_Supplied material:_
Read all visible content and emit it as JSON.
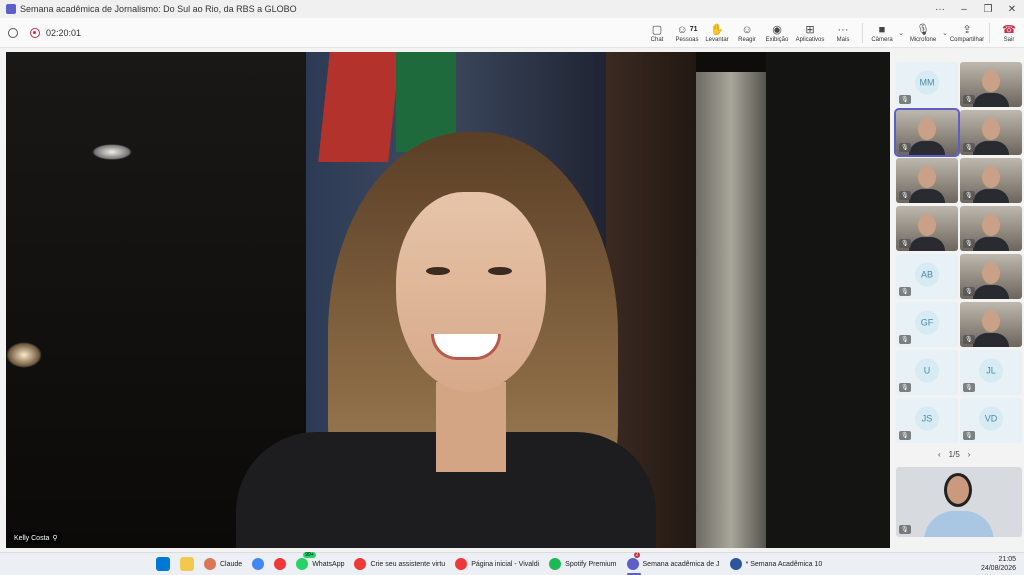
{
  "window": {
    "title": "Semana acadêmica de Jornalismo: Do Sul ao Rio, da RBS a GLOBO"
  },
  "meeting": {
    "elapsed": "02:20:01"
  },
  "toolbar": {
    "chat": "Chat",
    "people": "Pessoas",
    "people_count": "71",
    "raise": "Levantar",
    "react": "Reagir",
    "view": "Exibição",
    "apps": "Aplicativos",
    "more": "Mais",
    "camera": "Câmera",
    "mic": "Microfone",
    "share": "Compartilhar",
    "leave": "Sair"
  },
  "stage": {
    "speaker_name": "Kelly Costa"
  },
  "gallery": {
    "tiles": [
      {
        "kind": "avatar",
        "initials": "MM"
      },
      {
        "kind": "video"
      },
      {
        "kind": "video"
      },
      {
        "kind": "video"
      },
      {
        "kind": "video"
      },
      {
        "kind": "video"
      },
      {
        "kind": "video"
      },
      {
        "kind": "video"
      },
      {
        "kind": "avatar",
        "initials": "AB"
      },
      {
        "kind": "video"
      },
      {
        "kind": "avatar",
        "initials": "GF"
      },
      {
        "kind": "video"
      },
      {
        "kind": "avatar",
        "initials": "U"
      },
      {
        "kind": "avatar",
        "initials": "JL"
      },
      {
        "kind": "avatar",
        "initials": "JS"
      },
      {
        "kind": "avatar",
        "initials": "VD"
      }
    ],
    "page": "1/5"
  },
  "taskbar": {
    "items": [
      {
        "label": "Claude",
        "color": "#d97757"
      },
      {
        "label": "",
        "color": "#4285f4"
      },
      {
        "label": "",
        "color": "#ef3939"
      },
      {
        "label": "WhatsApp",
        "color": "#25d366",
        "badge": "99+"
      },
      {
        "label": "Crie seu assistente virtu",
        "color": "#ef3939"
      },
      {
        "label": "Página inicial - Vivaldi",
        "color": "#ef3939"
      },
      {
        "label": "Spotify Premium",
        "color": "#1db954"
      },
      {
        "label": "Semana acadêmica de J",
        "color": "#5b5fc7",
        "badge": "2"
      },
      {
        "label": "* Semana Acadêmica 10",
        "color": "#2b579a"
      }
    ],
    "time": "21:05",
    "date": "24/08/2026"
  }
}
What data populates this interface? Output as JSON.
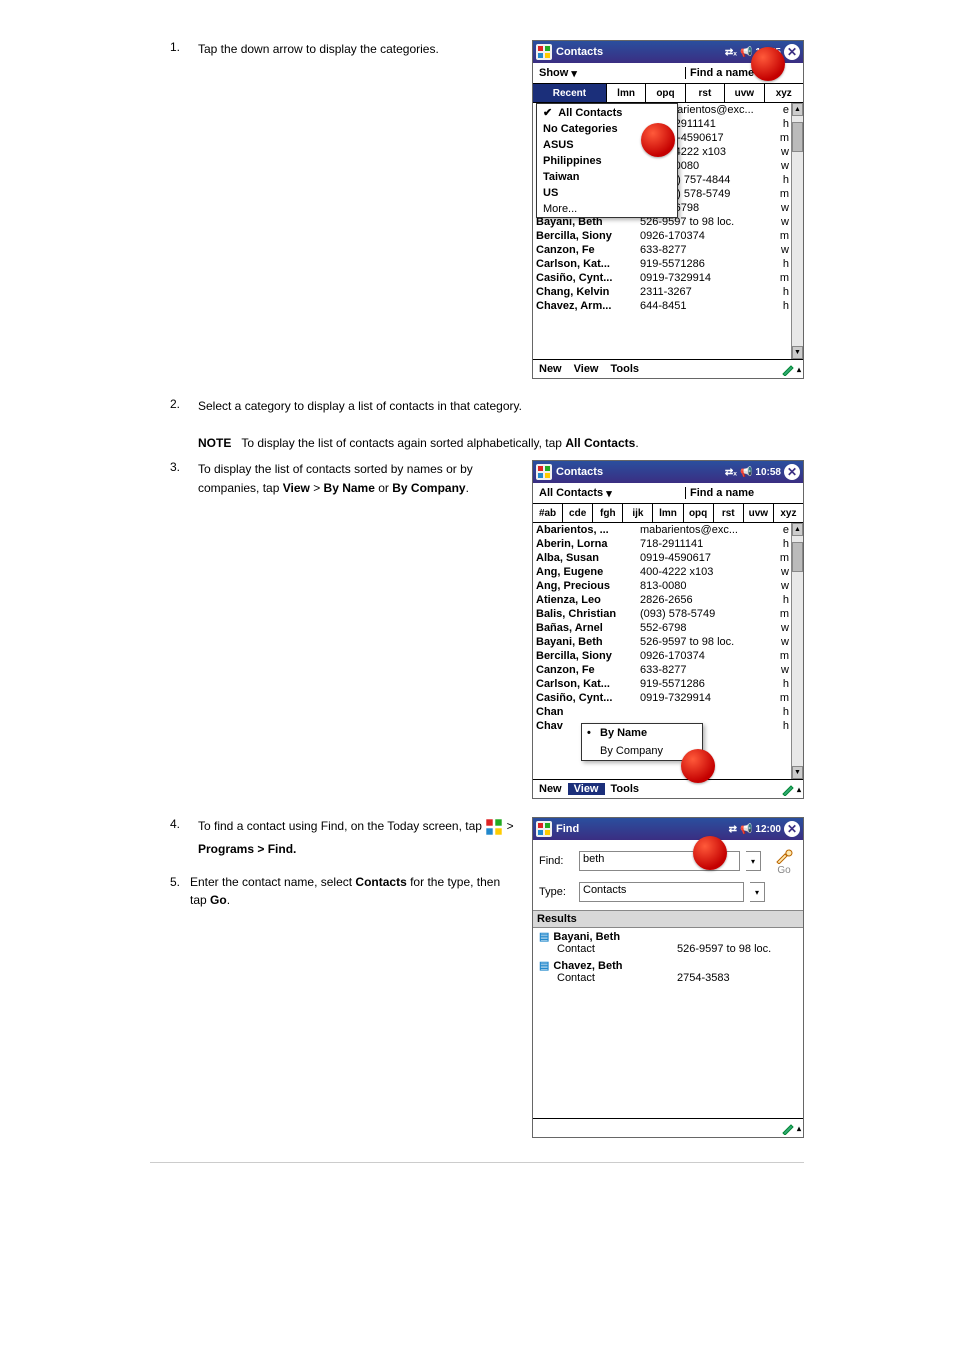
{
  "steps": {
    "s1": {
      "num": "1.",
      "text": "Tap the down arrow to display the categories."
    },
    "s2": {
      "num": "2.",
      "text": "Select a category to display a list of contacts in that category."
    },
    "s_note": "NOTE   To display the list of contacts again sorted alphabetically, tap All Contacts.",
    "s3": {
      "num": "3.",
      "text": "To display the list of contacts sorted by names or by companies, tap View > By Name or By Company."
    },
    "s4a": {
      "num": "4.",
      "text": "To find a contact using Find, on the Today screen, tap"
    },
    "s4b": "Programs > Find.",
    "s5": {
      "num": "5.",
      "text": "Enter the contact name, select Contacts for the type, then tap Go."
    }
  },
  "pda1": {
    "title": "Contacts",
    "time": "10:55",
    "show": "Show",
    "placeholder": "Find a name",
    "alpha_sel": "Recent",
    "alpha": [
      "lmn",
      "opq",
      "rst",
      "uvw",
      "xyz"
    ],
    "menu": {
      "all": "All Contacts",
      "items": [
        "No Categories",
        "ASUS",
        "Philippines",
        "Taiwan",
        "US",
        "More..."
      ]
    },
    "rows": [
      {
        "nm": "",
        "ph": "barientos@exc...",
        "tp": "e"
      },
      {
        "nm": "",
        "ph": "-2911141",
        "tp": "h"
      },
      {
        "nm": "",
        "ph": "9-4590617",
        "tp": "m"
      },
      {
        "nm": "",
        "ph": "-4222 x103",
        "tp": "w"
      },
      {
        "nm": "",
        "ph": "-0080",
        "tp": "w"
      },
      {
        "nm": "",
        "ph": "1) 757-4844",
        "tp": "h"
      },
      {
        "nm": "",
        "ph": "3) 578-5749",
        "tp": "m"
      },
      {
        "nm": "",
        "ph": "-6798",
        "tp": "w"
      },
      {
        "nm": "Bayani, Beth",
        "ph": "526-9597 to 98  loc.",
        "tp": "w"
      },
      {
        "nm": "Bercilla, Siony",
        "ph": "0926-170374",
        "tp": "m"
      },
      {
        "nm": "Canzon, Fe",
        "ph": "633-8277",
        "tp": "w"
      },
      {
        "nm": "Carlson, Kat...",
        "ph": "919-5571286",
        "tp": "h"
      },
      {
        "nm": "Casiño, Cynt...",
        "ph": "0919-7329914",
        "tp": "m"
      },
      {
        "nm": "Chang, Kelvin",
        "ph": "2311-3267",
        "tp": "h"
      },
      {
        "nm": "Chavez, Arm...",
        "ph": "644-8451",
        "tp": "h"
      }
    ],
    "bottom": [
      "New",
      "View",
      "Tools"
    ]
  },
  "pda2": {
    "title": "Contacts",
    "time": "10:58",
    "show": "All Contacts",
    "placeholder": "Find a name",
    "alpha": [
      "#ab",
      "cde",
      "fgh",
      "ijk",
      "lmn",
      "opq",
      "rst",
      "uvw",
      "xyz"
    ],
    "rows": [
      {
        "nm": "Abarientos, ...",
        "ph": "mabarientos@exc...",
        "tp": "e"
      },
      {
        "nm": "Aberin, Lorna",
        "ph": "718-2911141",
        "tp": "h"
      },
      {
        "nm": "Alba, Susan",
        "ph": "0919-4590617",
        "tp": "m"
      },
      {
        "nm": "Ang, Eugene",
        "ph": "400-4222 x103",
        "tp": "w"
      },
      {
        "nm": "Ang, Precious",
        "ph": "813-0080",
        "tp": "w"
      },
      {
        "nm": "Atienza, Leo",
        "ph": "2826-2656",
        "tp": "h"
      },
      {
        "nm": "Balis, Christian",
        "ph": "(093) 578-5749",
        "tp": "m"
      },
      {
        "nm": "Bañas, Arnel",
        "ph": "552-6798",
        "tp": "w"
      },
      {
        "nm": "Bayani, Beth",
        "ph": "526-9597 to 98  loc.",
        "tp": "w"
      },
      {
        "nm": "Bercilla, Siony",
        "ph": "0926-170374",
        "tp": "m"
      },
      {
        "nm": "Canzon, Fe",
        "ph": "633-8277",
        "tp": "w"
      },
      {
        "nm": "Carlson, Kat...",
        "ph": "919-5571286",
        "tp": "h"
      },
      {
        "nm": "Casiño, Cynt...",
        "ph": "0919-7329914",
        "tp": "m"
      },
      {
        "nm": "Chan",
        "ph": "",
        "tp": "h"
      },
      {
        "nm": "Chav",
        "ph": "",
        "tp": "h"
      }
    ],
    "viewmenu": {
      "byName": "By Name",
      "byCompany": "By Company"
    },
    "bottom": [
      "New",
      "View",
      "Tools"
    ]
  },
  "pda3": {
    "title": "Find",
    "time": "12:00",
    "findlabel": "Find:",
    "findval": "beth",
    "typelabel": "Type:",
    "typeval": "Contacts",
    "go": "Go",
    "reshead": "Results",
    "results": [
      {
        "name": "Bayani, Beth",
        "kind": "Contact",
        "val": "526-9597 to 98  loc."
      },
      {
        "name": "Chavez, Beth",
        "kind": "Contact",
        "val": "2754-3583"
      }
    ]
  }
}
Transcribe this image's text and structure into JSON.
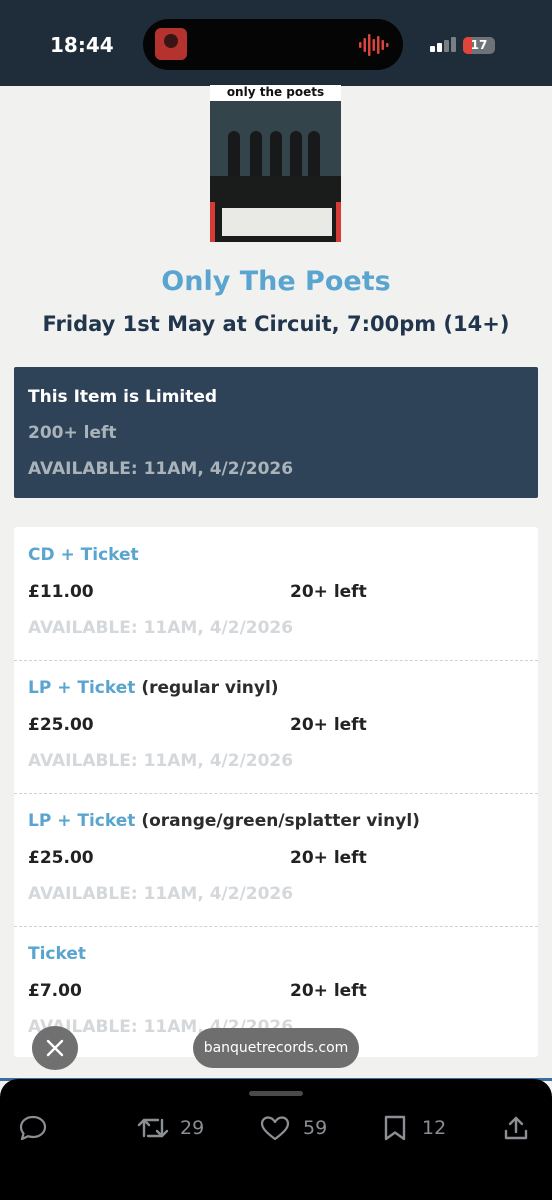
{
  "status_bar": {
    "time": "18:44",
    "battery": "17"
  },
  "poster": {
    "title": "only the poets"
  },
  "event": {
    "artist": "Only The Poets",
    "details": "Friday 1st May at Circuit, 7:00pm (14+)"
  },
  "limited_box": {
    "title": "This Item is Limited",
    "remaining": "200+ left",
    "available": "AVAILABLE: 11AM, 4/2/2026"
  },
  "items": [
    {
      "name": "CD + Ticket",
      "variant": "",
      "price": "£11.00",
      "stock": "20+ left",
      "available": "AVAILABLE: 11AM, 4/2/2026"
    },
    {
      "name": "LP + Ticket",
      "variant": "(regular vinyl)",
      "price": "£25.00",
      "stock": "20+ left",
      "available": "AVAILABLE: 11AM, 4/2/2026"
    },
    {
      "name": "LP + Ticket",
      "variant": "(orange/green/splatter vinyl)",
      "price": "£25.00",
      "stock": "20+ left",
      "available": "AVAILABLE: 11AM, 4/2/2026"
    },
    {
      "name": "Ticket",
      "variant": "",
      "price": "£7.00",
      "stock": "20+ left",
      "available": "AVAILABLE: 11AM, 4/2/2026"
    }
  ],
  "browser": {
    "url": "banquetrecords.com"
  },
  "actions": {
    "retweets": "29",
    "likes": "59",
    "bookmarks": "12"
  },
  "colors": {
    "accent": "#5aa5cf",
    "header": "#2e4358",
    "title_dark": "#21364d"
  },
  "icons": [
    "reply-icon",
    "retweet-icon",
    "heart-icon",
    "bookmark-icon",
    "share-icon",
    "close-icon"
  ]
}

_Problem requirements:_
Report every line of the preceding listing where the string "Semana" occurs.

_Response below:_
    "title": "Semana acadêmica de Jornalismo: Do Sul ao Rio, da RBS a GLOBO"
        "label": "Semana acadêmica de J",
        "label": "* Semana Acadêmica 10",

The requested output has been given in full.